A letter from Ingrid Betancourt, the French-Colombian politician held by Colombian rebels, has been released, detailing her life in captivity.
Ms Betancourt says she is physically weakened by her captivity
In the letter, addressed to her mother, Ms Betancourt says her strength has diminished, her appetite has gone, and her hair is falling out.
"Here, we are living like the dead," she writes.
Ms Betancourt, a former presidential candidate, was captured in 2002 by Marxist Farc rebels.
The letter was seized during the arrest of three suspected Farc members in Bogota.
Its publication follows the release of video footage of the hostages, also found during the capture of the Farc rebels.
"Physically I am in bad shape," Ms Betancourt writes in the letter.

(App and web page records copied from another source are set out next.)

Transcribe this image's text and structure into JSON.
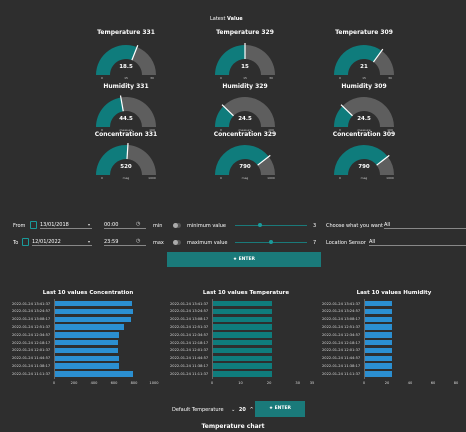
{
  "header": {
    "latest_prefix": "Latest",
    "latest_value": "Value"
  },
  "gauges": [
    {
      "title": "Temperature 331",
      "value": "18.5",
      "min": "0",
      "max": "30",
      "mid": "15",
      "fraction": 0.62
    },
    {
      "title": "Temperature 329",
      "value": "15",
      "min": "0",
      "max": "30",
      "mid": "15",
      "fraction": 0.5
    },
    {
      "title": "Temperature 309",
      "value": "21",
      "min": "0",
      "max": "30",
      "mid": "15",
      "fraction": 0.7
    },
    {
      "title": "Humidity 331",
      "value": "44.5",
      "min": "0",
      "max": "100",
      "mid": "measure",
      "fraction": 0.445
    },
    {
      "title": "Humidity 329",
      "value": "24.5",
      "min": "0",
      "max": "100",
      "mid": "measure",
      "fraction": 0.245
    },
    {
      "title": "Humidity 309",
      "value": "24.5",
      "min": "0",
      "max": "100",
      "mid": "measure",
      "fraction": 0.245
    },
    {
      "title": "Concentration 331",
      "value": "520",
      "min": "0",
      "max": "1000",
      "mid": "mag",
      "fraction": 0.52
    },
    {
      "title": "Concentration 329",
      "value": "790",
      "min": "0",
      "max": "1000",
      "mid": "mag",
      "fraction": 0.79
    },
    {
      "title": "Concentration 309",
      "value": "790",
      "min": "0",
      "max": "1000",
      "mid": "mag",
      "fraction": 0.79
    }
  ],
  "filters": {
    "from_label": "From",
    "from_date": "13/01/2018",
    "from_time": "00:00",
    "to_label": "To",
    "to_date": "12/01/2022",
    "to_time": "23:59",
    "min_label": "min",
    "max_label": "max",
    "minimum_label": "minimum value",
    "minimum_value": "3",
    "minimum_fraction": 0.35,
    "maximum_label": "maximum value",
    "maximum_value": "7",
    "maximum_fraction": 0.5,
    "choose_label": "Choose what you want",
    "choose_value": "All",
    "location_label": "Location Sensor",
    "location_value": "All",
    "enter_label": "ENTER"
  },
  "charts": {
    "labels": [
      "2022-01-24 13:41:37",
      "2022-01-24 13:24:57",
      "2022-01-24 13:08:17",
      "2022-01-24 12:51:37",
      "2022-01-24 12:34:57",
      "2022-01-24 12:18:17",
      "2022-01-24 12:01:37",
      "2022-01-24 11:44:57",
      "2022-01-24 11:38:17",
      "2022-01-24 11:11:37"
    ],
    "concentration": {
      "title": "Last 10 values Concentration",
      "ticks": [
        "0",
        "200",
        "400",
        "600",
        "800",
        "1000"
      ],
      "max": 1000,
      "values": [
        780,
        790,
        770,
        700,
        650,
        640,
        640,
        650,
        650,
        790
      ]
    },
    "temperature": {
      "title": "Last 10 values Temperature",
      "ticks": [
        "0",
        "10",
        "20",
        "30",
        "35"
      ],
      "max": 35,
      "values": [
        21,
        21,
        21,
        21,
        21,
        21,
        21,
        21,
        21,
        21
      ]
    },
    "humidity": {
      "title": "Last 10 values Humidity",
      "ticks": [
        "0",
        "20",
        "40",
        "60",
        "80"
      ],
      "max": 80,
      "values": [
        24.5,
        24.5,
        24.5,
        24.5,
        24.5,
        24.5,
        24.5,
        24.5,
        24.5,
        24.5
      ]
    }
  },
  "colors": {
    "teal": "#0f7c7c",
    "gray": "#5e5e5e",
    "bar_blue": "#2b8fd1",
    "bar_teal": "#0f7c7c"
  },
  "bottom": {
    "default_label": "Default Temperature",
    "count": "20",
    "enter_label": "ENTER",
    "chart_title": "Temperature chart"
  }
}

"I don't eat anymore, my appetite is blocked, my hair falls out in clumps... I don't have enthusiasm for anything because the only answer for everything here in the jungle is 'No'."
She reveals that she has been able to hear messages from her family and other supporters on a Colombian radio station and asks her son and daughter to send her three messages every week, even though she is not able to respond.
"I don't need anything else, but I need to be in contact with them," she says.
And she describes how her captors have confiscated most of her belongings, leaving her without any mental stimulation.
"For three years, I have been asking for an encyclopaedia to read something, to learn something, to keep alive my intellectual curiosity," she writes.
Farc, which has been fighting the Colombian government for many years, is demanding the creation of a demilitarised zone in the country in return for the release of Ms Betancourt and over 40 other hostages.
A recent attempt by Venezuelan President Hugo Chavez to negotiate with the rebels for the hostages' release ended in controversy, when Colombian President Alvaro Uribe ended Mr Chavez's role, accusing him of breaking protocol by being in direct contact with Colombia's army chief.
Because Ms Betancourt holds French citizenship, French President Nicolas Sarkozy has also been directly involved in attempts to free her and her fellow hostages.
In response to Ms Betancourt's letter, President Sarkozy expressed concern about "the obvious precariousness" of her health and "about her despair".
In her letter, Ms Betancourt referred to her French background, saying: "My heart belongs also to France... When the night is at its darkest, France is a lighthouse."